Today I’ve an extremely useful guest post for you on getting more press from James Moore. James is the founder and CEO of Independent Music Promotions, and the author of the bestselling music marketing guide “Your Band Is A Virus”. If you read and find the below guide useful (which I’m sure you will if you read to the end), I suggest you go over to his website www.independentmusicpromotions.com and check it out. Now, here’s James:
Want to know how to get press for your band? Get some press but want more? This is what I’m going to show you how to do today.
The way to get more press for your music is by intelligently choosing the right associations. When was the last time you discovered something new that was completely unrelated to anything else? It doesn’t happen that often.
We live in a world of association, and the art of music promotion works with the same rhythm. Two common mistakes many artists make when attempting their own promotion outreach are:
- Dissolving all potential connection by claiming to “not sound like anyone” and to be in on their own musically and artistically.
- Attempting to link themselves with legendary acts like The Beatles, Radiohead or Metallica, a tactic that often causes a backlash on the part of the reader.
Either way, you isolate yourself and usually won’t get the results you want.
Here’s how to find what’s working for musicians in your genre and get yourself press coverage – Tweet This
Choosing The Right Associations For You As A Musician
So what do I mean when I say you should choose the right associations? It’s a simple, actionable method that is also completely creative.
First, you must know your genre or genres. You may have one or you may have ten, but you definitely have them.
Now, you will want to make a list of relatively similar sounding acts (or “recommended if you like” acts). This list should be as long as you can make it, the more names the better.
Rather than choosing the biggest major label artists in your genre, it’s important to choose cult level acts on down to independent level acts. For example, if you’re a noise rock/grunge band, try Metz or Cloud Nothings instead of Nirvana. Why? Because you are forging connections, and you need to get to the middle level before you can jump to the top one. Contacting Rolling Stone or AOL is not where you’re going to see the best results.
Once you have a long list of similar artists, focus on the local associations. Make a note of the following criteria and bookmark this page to refer back to in future.
What artists are doing well in your home town, state, or country?
What writers in local blogs, newspapers, or alternative weeklies are covering them?
Have any been featured on the news, possibly for a CD release, fundraiser or charity event?
What promoters are working with them?
You already have something in common with them by way of locale. Make a long list of what these people have been up to, because much of the path to their success is all online.

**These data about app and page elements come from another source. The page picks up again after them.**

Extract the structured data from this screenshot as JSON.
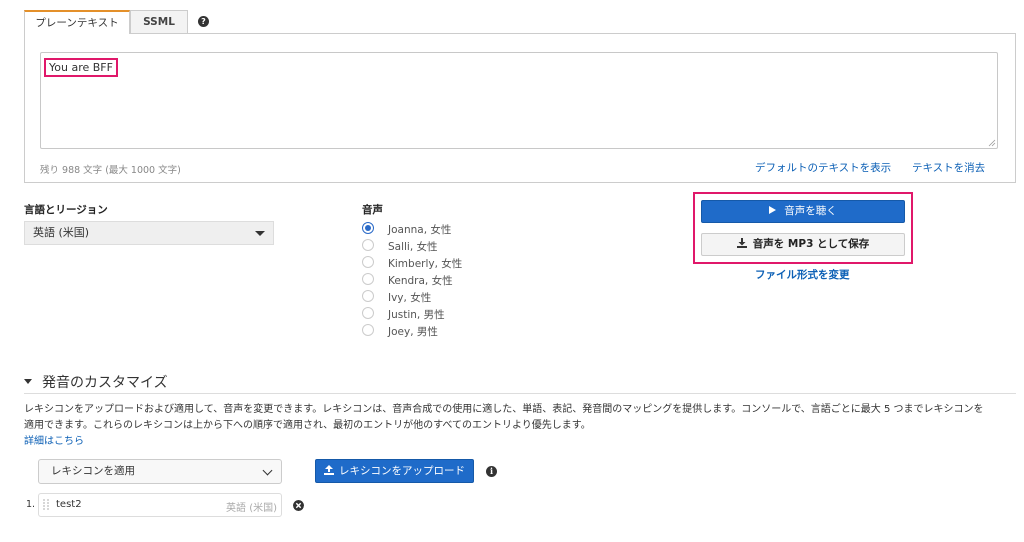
{
  "tabs": [
    {
      "label": "プレーンテキスト",
      "active": true
    },
    {
      "label": "SSML",
      "active": false
    }
  ],
  "help_icon": {
    "glyph": "?",
    "name": "help-icon"
  },
  "textarea": {
    "value": "You are BFF"
  },
  "chars_remaining": "残り 988 文字 (最大 1000 文字)",
  "text_links": {
    "show_default": "デフォルトのテキストを表示",
    "clear": "テキストを消去"
  },
  "language": {
    "label": "言語とリージョン",
    "selected": "英語 (米国)"
  },
  "voice": {
    "label": "音声",
    "options": [
      {
        "label": "Joanna, 女性",
        "checked": true
      },
      {
        "label": "Salli, 女性",
        "checked": false
      },
      {
        "label": "Kimberly, 女性",
        "checked": false
      },
      {
        "label": "Kendra, 女性",
        "checked": false
      },
      {
        "label": "Ivy, 女性",
        "checked": false
      },
      {
        "label": "Justin, 男性",
        "checked": false
      },
      {
        "label": "Joey, 男性",
        "checked": false
      }
    ]
  },
  "actions": {
    "listen": "音声を聴く",
    "save_mp3": "音声を MP3 として保存",
    "change_format": "ファイル形式を変更"
  },
  "customize": {
    "title": "発音のカスタマイズ",
    "description_line1": "レキシコンをアップロードおよび適用して、音声を変更できます。レキシコンは、音声合成での使用に適した、単語、表記、発音間のマッピングを提供します。コンソールで、言語ごとに最大 5 つまでレキシコンを",
    "description_line2": "適用できます。これらのレキシコンは上から下への順序で適用され、最初のエントリが他のすべてのエントリより優先します。",
    "details_link": "詳細はこちら",
    "apply_select": "レキシコンを適用",
    "upload_button": "レキシコンをアップロード",
    "info_glyph": "i",
    "lexicons": [
      {
        "index": "1.",
        "name": "test2",
        "language": "英語 (米国)"
      }
    ]
  },
  "colors": {
    "accent_blue": "#1f6bc9",
    "link_blue": "#0b5fb5",
    "highlight": "#e0186a",
    "tab_accent": "#e4902a"
  }
}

Step 2: Get Press Coverage For Your Band Using Themes
Now before you get press coverage, you’ll need to find your association by way of themes. Are you a political band, like, say, Pussy Riot or Refused?
Do you have religious convictions like Sinead O’ Connor or Amberlin? Does your music have a staunch atheistic stance inspired by Richard Dawkins and Sam Harris? Did you write a concept album about dogs? Perhaps you just like to party all the time.
Everything has associations, but few artists really take advantage of them. Make a list of other artists who share your association, and also, publications who focus on that association. Usually you’ll have multiple angles to draw from.
While this process can get more and more creative, you get the idea.
Once you have these lists together, this is where the fun begins.
Google each association individually (similar artists, local artists, etc) and study the results. This is where your angle, your individuality comes in.
Who is featuring these artists?
Who is blogging about them or interviewing them?
Do they have any sponsorships?
Are they on any music discovery platforms?
What are they doing to promote themselves?
Contact every relevant publication, company or individual who is helping these artists reach the public and tell them what you thought about their coverage of ‘artist xyz’. Tell them how you’re associated with that artist, but most importantly, how you’re different and why you’d be a great match for them. Tell them why their readers would enjoy your alternate perspective.
See, while being associated to other acts and themes are important to get your considered for press, showing what you can add in addition is what will often get you the press coverage you’re searching for.
This may seem like a time-consuming process, but if you believe in your music, it should also be a very fun process. What you’re essentially doing is achieving the results of dozens of artists with smart, targeted promotion rather than the common “spam the top 100 music blogs” method that most artists utilize today. Not only do you duplicate the work of many artists who are getting somewhere, but you also separate yourself from the confused herd.
So, if someone ever says to you “that industry is over-saturated” or “there’s too many musicians out there”, especially a fellow musician, don’t believe the devil’s advocate hype. It’s not the negative thing most people think it is.
Your competition leaves a wonderfully detailed road map for you to take advantage of, which is a much better scenario than if you were the only one, having to forge all the unexplored connections yourself.
In the music industry, you get to stand on the shoulders of all those who came before you and all those struggling in the present, so there’s no room for complaining.
Next time you’re wondering what to do to promote your music, Google has the answer for you, and the options are endless. Good luck!
James Moore is the founder and CEO of Independent Music Promotions, music PR for “music with depth” worldwide. He is also the author of the bestselling music marketing guide “Your Band Is A Virus”. Reach him on Facebook or via email.